The bottom line: While the Big Tech behemoths of the U.S. are barred from making inroads in China, the inverse doesn’t apply. That could mark an opening front in the ongoing technological and economic war between the two rivals.
more on cybersecurity in this IMS blog
FCC changes its rules, puts educational spectrum up for open auction
more on FCC in this IMS blog
This article is part of the guide 6 Key Trends to 21st Century Teaching.
Flower Darby, from Northern Arizona University, and Heather Garcia, from Foothill College, presented an eye-catching poster at the Educause Learning Initiative conference this year with the title, “Multiple-choice quizzes don’t work.”
One solution, says Garcia, is for professors to give “more authentic” assignments, like project-based work and other things that students would be more likely to see in a professional environment.
she and her colleague argue that there is a way to assign project-based or other rich assessments without spending late nights holding a red pen
One approach they recommend is called “specification grading,” where professors set a clear rubric for what students need to achieve to complete the assignment, and then score each entry as either meeting those rubrics or not. “It allows faculty to really streamline their grading time,
Linda B. Nilson, who wrote an entire book about the approach and regularly gives workshops on it. The book’s subtitle lays out the approach’s promise: “Restoring Rigor, Motivating Students and Saving Faculty Time.”
two scholars wrote a book a few years ago about their benefits, called “Learning and Assessing with Multiple-Choice Questions in College Classrooms.”
For instance, in a math problem involving adding large numbers, a professor could make one of the choices the number that the student would get if they forgot to carry.
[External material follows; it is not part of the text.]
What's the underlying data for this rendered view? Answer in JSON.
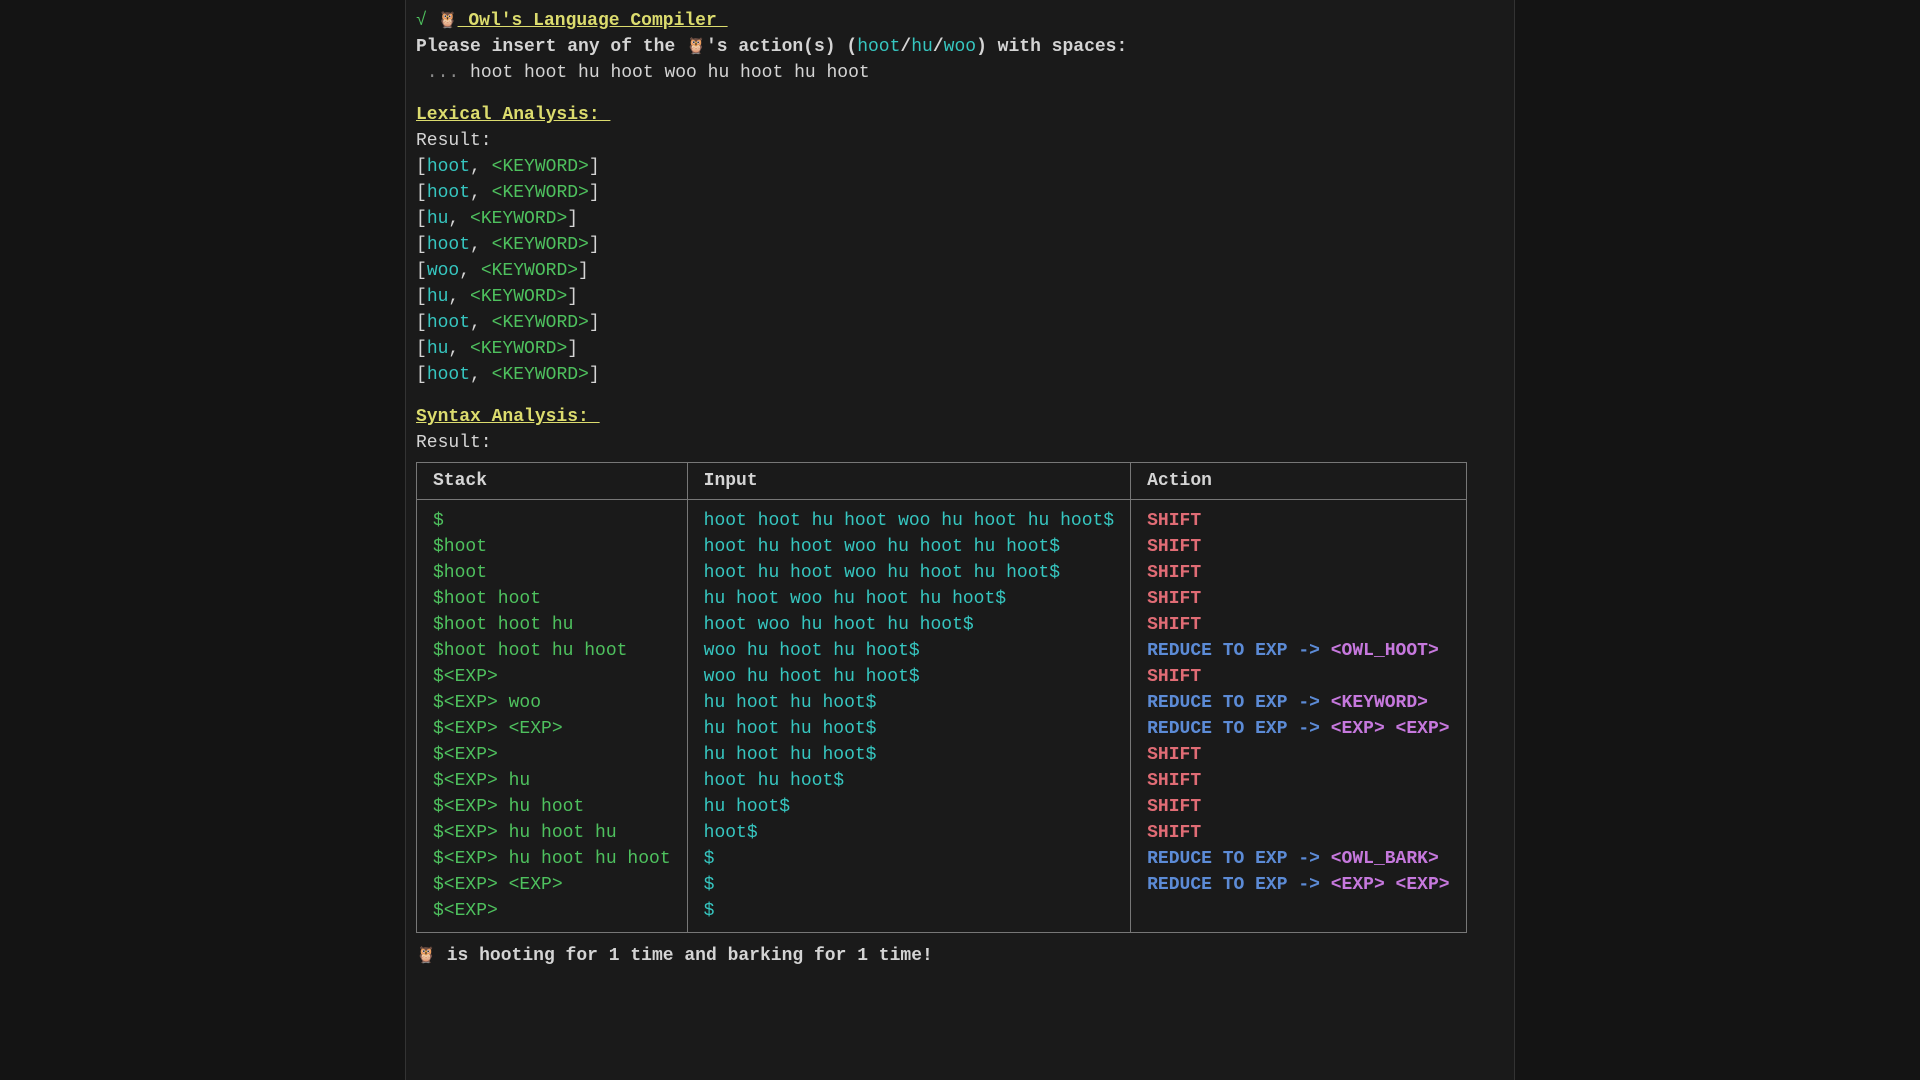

If professors notice that several students mark that answer, it may be time to go over that concept again. “Even if I’ve got a class of 275, I can learn a lot about what they know and don’t know, and let that guide what I do the next day,” he says.
more on multiple choice tests in this IMS blog
Goldie Blumenstyk, called it the “embedded for-profit university” because there’s all these different for-profits operations within a nonprofit higher-ed institution.
One of the MOOC founders who said five years later, well MOOCs have failed as an educational experiment. And my comment to that was, they never were an educational experiment.
Anya Kamenetz called “DIY U” people cobbling together an education from various sources
And we are in a world of multiple new models. The work I’ve done in the last 20 years in online or technologically enhanced learning suggests that fewer than 10 percent of the people who are learners are able to self-direct—or really more like 4 percent.
The 10,000-hour rule says intense, dedicated practice makes perfect – at that one thing. But what if breadth actually serves us better than depth?
Library Leadership Your Way
- discovering why you want to lead;
- research findings on the five most desirable traits in library leaders;
- wrestling with the constraints of organizational culture;
- a tour of practical leadership models such as Theory Z, Situational Leadership, Transformational Leadership, and emotional intelligence;
- how to develop habits that will bolster your confidence through inevitable moments of doubt;
- cultivating a “people first, mission always” mentality;
- self-care for leaders; and
- living out your unique leadership vision through goal setting, self-evaluation, and other key steps.